Kathmandu Day 1: As I wandered my way to one of the Durbar Squares in the Kathmandu Valley, it didn’t take long before a street guide approached me and we would agree for him to take me to see the 3 main Durbar Squares which are World Heritage Sites in Kathmandu. We went up to a nearby rooftop cafe where he began talking about the famous living goddesses of Nepal called Kumari.
Of the many historical background stories that followed through upon our conversation, the Nepalese tradition to worship female living goddesses called Kumari captured my attention the most and for the next hour or so of course, this would be the main topic of our conversation.
These living goddesses are chosen at a very young age, by members of the Newari community. If chosen, they are taken into the Kumari home where they will be taken care of 24/7 during their reign. A chosen Kumari must not bleed during her time, once a Kumari bleeds, it is believed that the divine spirit would leave her body. This means that Kumaris are often replaced when she begins her menstrual cycle or at any given point where blood is drawn. The child goddess will not be able to walk outside of her home but must be carried on a golden palanquin and will only be able to appear publicly on the streets during special ceremonies. Wow, right? Unfortunately, I did not get a glimpse of the Kumari that day but this is where she lived.

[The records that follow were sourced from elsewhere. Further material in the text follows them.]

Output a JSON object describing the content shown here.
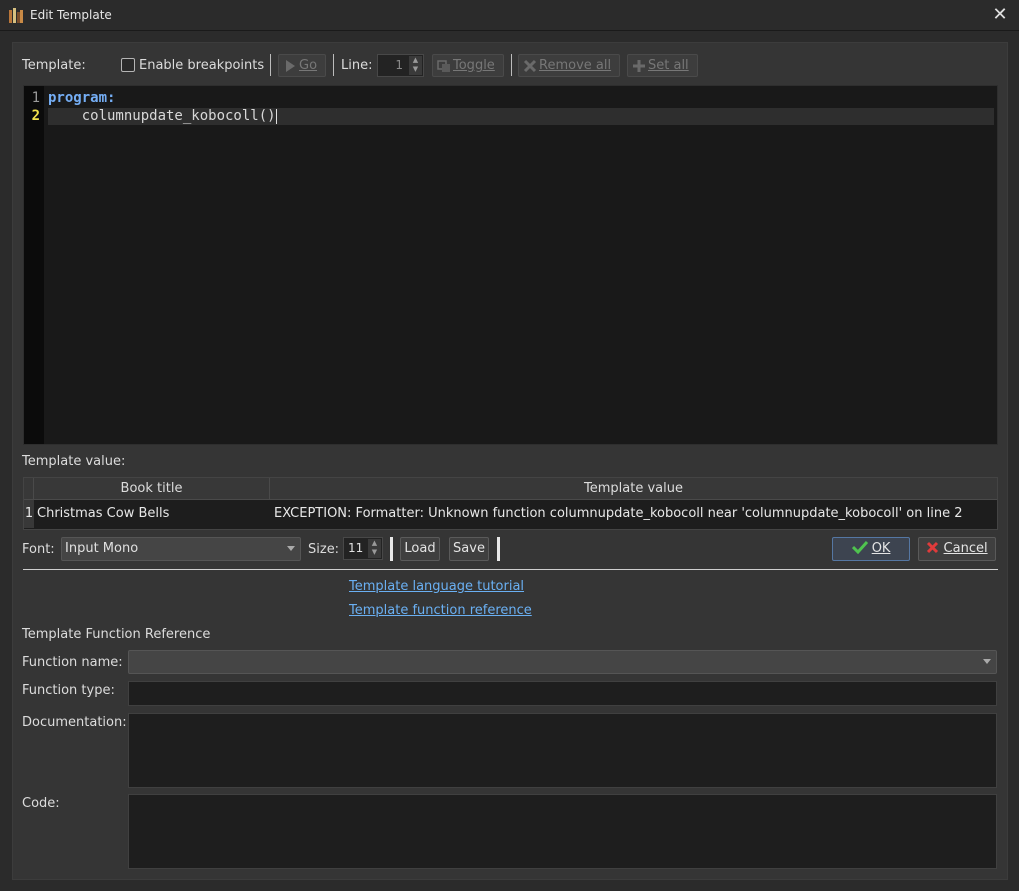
{
  "window": {
    "title": "Edit Template",
    "close_glyph": "✕",
    "app_icon": "calibre-books-icon"
  },
  "toolbar": {
    "template_label": "Template:",
    "breakpoints_label": "Enable breakpoints",
    "breakpoints_checked": false,
    "go_label": "Go",
    "line_label": "Line:",
    "line_value": "1",
    "toggle_label": "Toggle",
    "remove_all_label": "Remove all",
    "set_all_label": "Set all"
  },
  "editor": {
    "line_numbers": [
      "1",
      "2"
    ],
    "lines": [
      {
        "keyword": "program",
        "punct": ":"
      },
      {
        "indent": "    ",
        "text": "columnupdate_kobocoll()"
      }
    ]
  },
  "results": {
    "label": "Template value:",
    "columns": [
      "Book title",
      "Template value"
    ],
    "rows": [
      {
        "index": "1",
        "book_title": "Christmas Cow Bells",
        "value": "EXCEPTION:  Formatter: Unknown function columnupdate_kobocoll near 'columnupdate_kobocoll' on line 2"
      }
    ]
  },
  "font_row": {
    "font_label": "Font:",
    "font_value": "Input Mono",
    "size_label": "Size:",
    "size_value": "11",
    "load_label": "Load",
    "save_label": "Save",
    "ok_label": "OK",
    "cancel_label": "Cancel"
  },
  "links": {
    "tutorial": "Template language tutorial",
    "reference": "Template function reference"
  },
  "function_ref": {
    "heading": "Template Function Reference",
    "name_label": "Function name:",
    "name_value": "",
    "type_label": "Function type:",
    "doc_label": "Documentation:",
    "code_label": "Code:"
  },
  "colors": {
    "accent": "#6ab0f3",
    "keyword": "#75aef5",
    "ok_check": "#4fc34f",
    "cancel_x": "#e03b3b",
    "active_line_number": "#f2e14c"
  }
}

It is believed that if a Kumari laughs or cries when she sees you, you will become severely ill and it may even lead to death, if she is silent during the time that you reach out to seek her blessings, it means that your wishes have been acknowledged.The King of Nepal would visit the Kumari once a year and kisses her feet to seek her supreme blessings.
Source: National Geographic / Photo by: Stephanie Sinclair
We ventured to Bhaktapur Durbar Square shortly after and I was able to capture this beautiful photo in the middle of it all.
The aftermath of the Nepal earthquake left substantial remnants in the Kathmandu Valley as you can see the extent of the damages all around. Bases where temples used to rise metres up into the sky now stands alone.
Despite its devastating event, this beautiful city still had plenty to offer.
A picture with Kali – the destroyer of evil forces
Things to take away from exploring the Kathmandu Valley:
– Although the country is poor, its people are generally hard working and honest. The street guides would often not name the price of their tour but tell you to pay them as to how much you think they deserve.
– The food in Kathmandu consisted of traditional Nepalese meals. The locals generally have 3 meals a day; two of which are dall baht (rice, lentils, pickles and vegetables) and one with simple bread and beans. You can get a plate of dumplings for around $3.50 or a plate of mixed rice and vegetables and condiments for around the same price.
– Many Taxi services around Nepal will not accept to take you by the meter. Most of the time you would have to bargain down a price with them. A twenty minute trip will ask for a minimum of 200 Rs ($2.50 AUD) if you are assertive with your bargaining. Night rates are different and are often double the day rate so expect to pay around 500 Rs for the same ride.
– I booked my hotel on Airbnb 2 days prior to departure so there weren’t a whole lot of options. I didn’t want to pay for a shabby place so I ended up paying $80 for two nights in Kathmandu. Now that I think about it, that was HELL expensive. You can definitely get some decent accomodation in nearby hotels for a fraction of the price. But if you’re a person of comfort over budget then you’ll have to sacrifice the dollars like me 🙂